“Venturing into the mountains, trails and bodies of water this time of year can be dangerous as the weather changes quickly,” Davis County Sheriff Kelly V. Sparks said in a statement. . “Even light rain in the valley can result in blizzard conditions at higher elevations.”
The DC Peaks 50, which stood for the first time, was to take runners along a mountainous course made up mostly of trails but also including service roads and 2.5 miles of paved road, according to the website of the race. It is described on the website as “a difficult course” with a vertical gain of approximately 11,700 feet and a descent of 8,637 feet.
Jake Kilgore, a race director, said he and the other manager, Mick Garrison, spent two years planning the race, working with the United States Forest Service and others on the road. There were 87 runners in the race and six aid stations along the way, each led by an experienced ultramarathoner, Mr Kilgore said.
The runners were about 8 miles from the race when conditions deteriorated, he said.
“It was raining at the start line, and he had forecast rain,” said Kilgore. “No one expected more than a foot of snow at Francis Peak. No one.”
He said ultramarathoners are aware of the risks involved in the sport, such as big wave surfers or kitesurfers. After the race was canceled, he said, the runners emailed him to say they were safe and “they are all excited to be back next year.”
“The fact that we took every rider into account means that this race was a very successful race today,” said Mr. Kilgore.
Once considered a niche extreme sport, ultrarunning has grown in popularity over the past two decades.

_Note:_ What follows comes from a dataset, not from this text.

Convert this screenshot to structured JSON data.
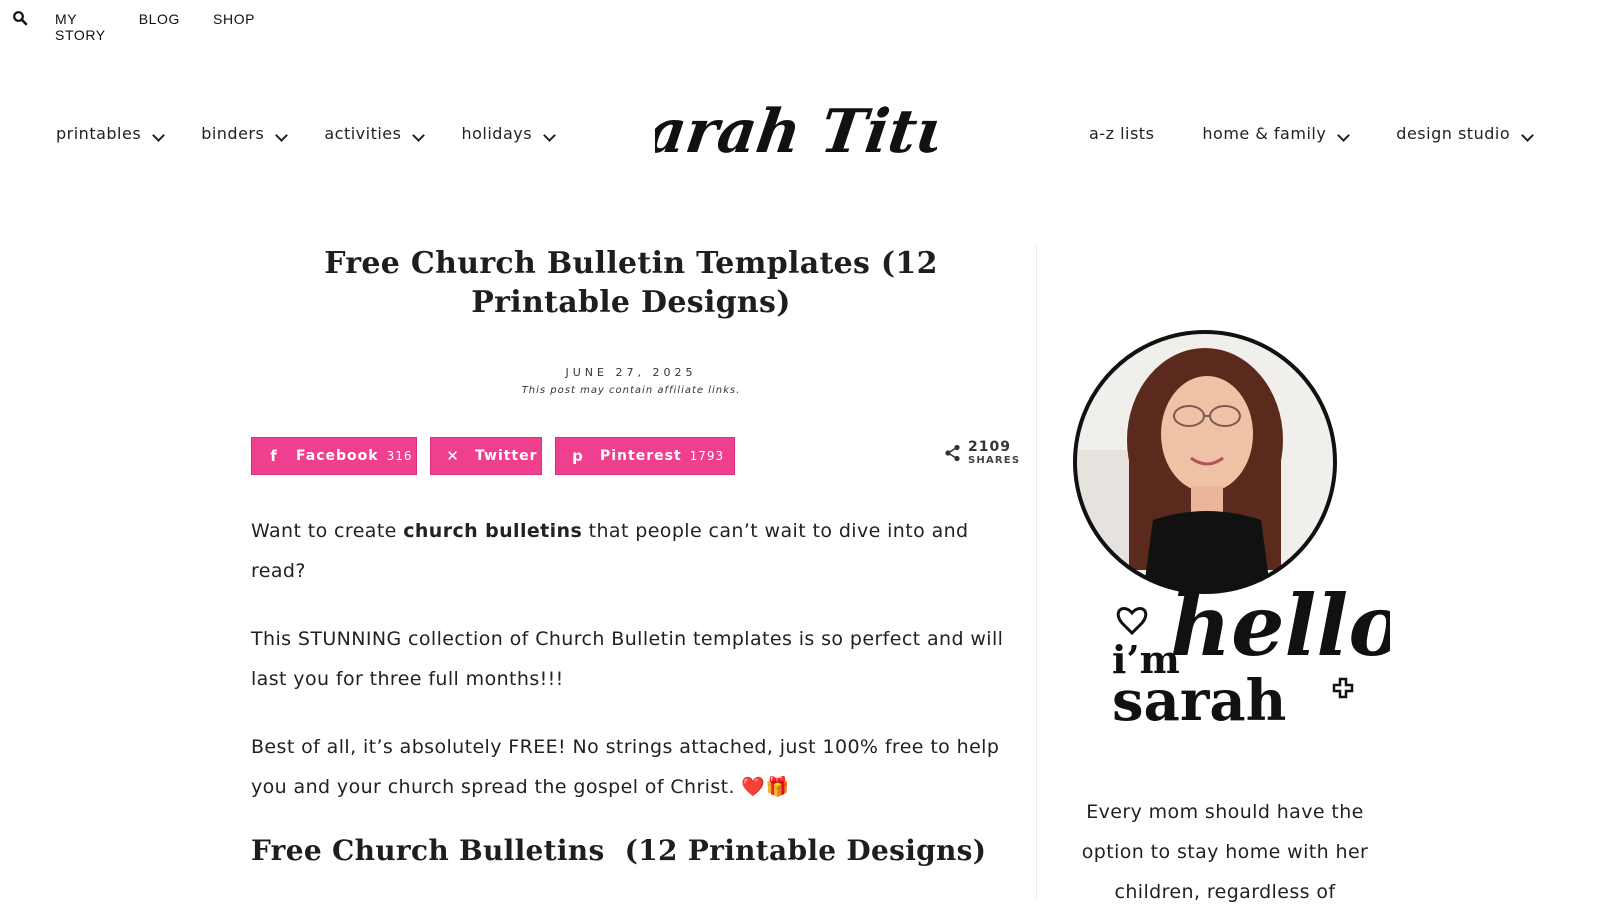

Critics have argued that some of the races began to blur the lines between the hardy and the reckless, and in the process shifted the definition of an endurance race from conquering long distances to surviving the elements.